Your instructions.
Among the lines below, tally those that hold "count". Return the number and nothing more.

Given entries.
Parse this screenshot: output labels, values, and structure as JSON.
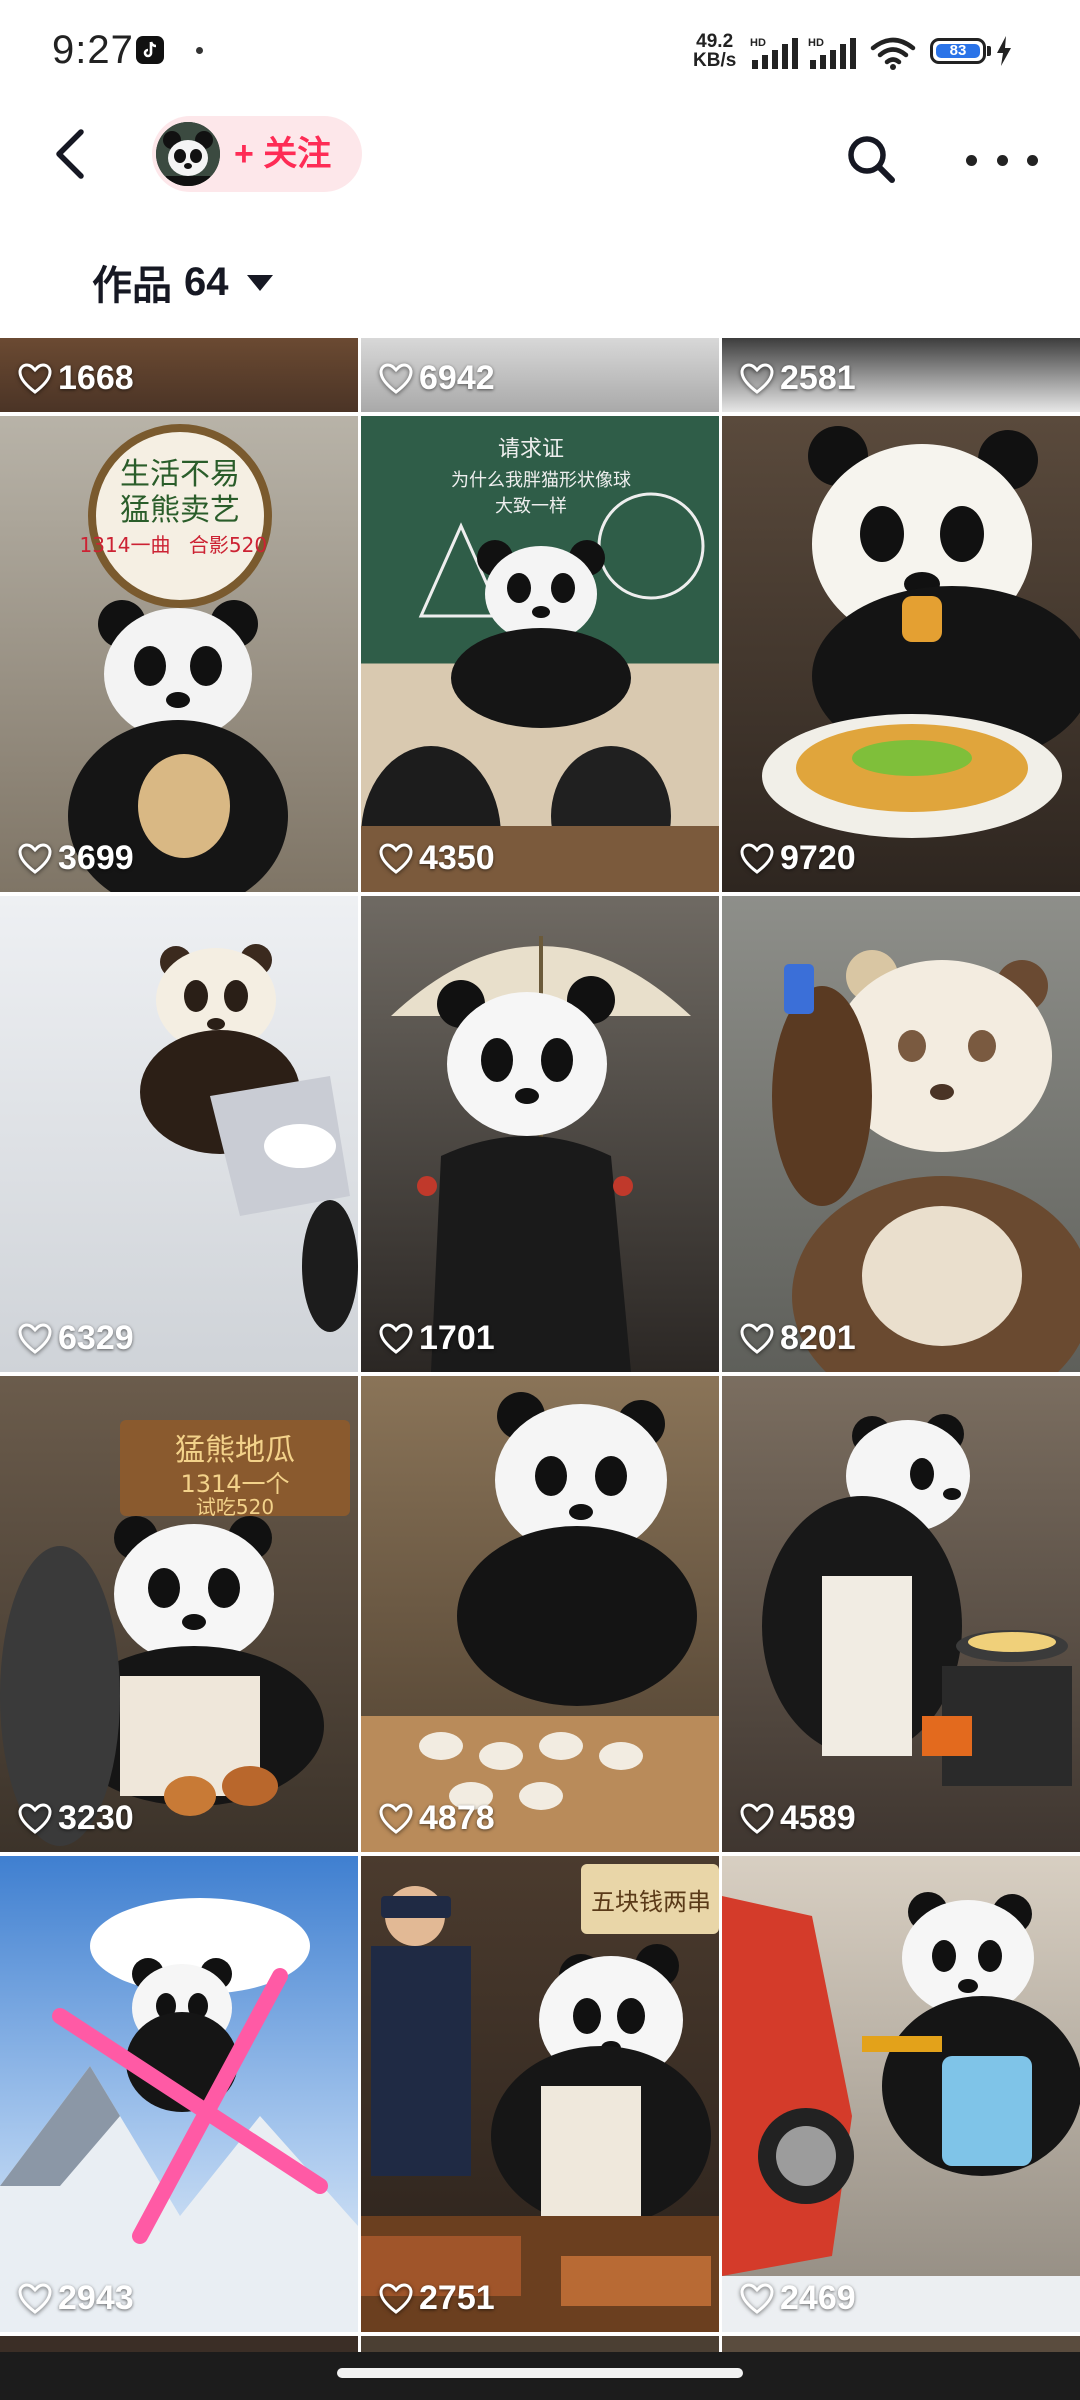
{
  "status_bar": {
    "time": "9:27",
    "net_speed_value": "49.2",
    "net_speed_unit": "KB/s",
    "sim1_label": "HD",
    "sim2_label": "HD",
    "battery": "83"
  },
  "top_nav": {
    "follow_label": "+ 关注"
  },
  "works": {
    "label": "作品",
    "count": "64"
  },
  "colors": {
    "accent": "#fe2c55",
    "follow_bg": "#fde7ea"
  },
  "tiles": [
    {
      "likes": "1668"
    },
    {
      "likes": "6942"
    },
    {
      "likes": "2581"
    },
    {
      "likes": "3699",
      "sign_line1": "生活不易",
      "sign_line2": "猛熊卖艺",
      "sign_line3": "1314一曲",
      "sign_line4": "合影520"
    },
    {
      "likes": "4350",
      "board_line1": "请求证",
      "board_line2": "为什么我胖猫形状像球",
      "board_line3": "大致一样"
    },
    {
      "likes": "9720"
    },
    {
      "likes": "6329"
    },
    {
      "likes": "1701"
    },
    {
      "likes": "8201"
    },
    {
      "likes": "3230",
      "sign_line1": "猛熊地瓜",
      "sign_line2": "1314一个",
      "sign_line3": "试吃520"
    },
    {
      "likes": "4878"
    },
    {
      "likes": "4589"
    },
    {
      "likes": "2943"
    },
    {
      "likes": "2751",
      "sign_line1": "五块钱两串"
    },
    {
      "likes": "2469"
    }
  ]
}
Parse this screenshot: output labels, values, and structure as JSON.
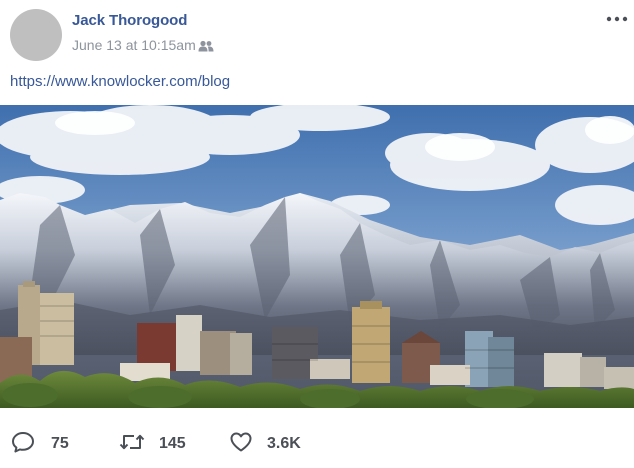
{
  "post": {
    "author": "Jack Thorogood",
    "timestamp": "June 13 at 10:15am",
    "audience_icon": "friends-icon",
    "more_icon": "more-options-icon",
    "link_text": "https://www.knowlocker.com/blog",
    "photo_subject": "city-skyline-mountains-photo"
  },
  "actions": {
    "reply": {
      "icon": "comment-icon",
      "count": "75"
    },
    "retweet": {
      "icon": "retweet-icon",
      "count": "145"
    },
    "like": {
      "icon": "heart-icon",
      "count": "3.6K"
    }
  },
  "colors": {
    "name_link": "#385898",
    "meta_gray": "#8d949e",
    "action_gray": "#4b4f56",
    "avatar_gray": "#bfbfbf"
  }
}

Task answer.
4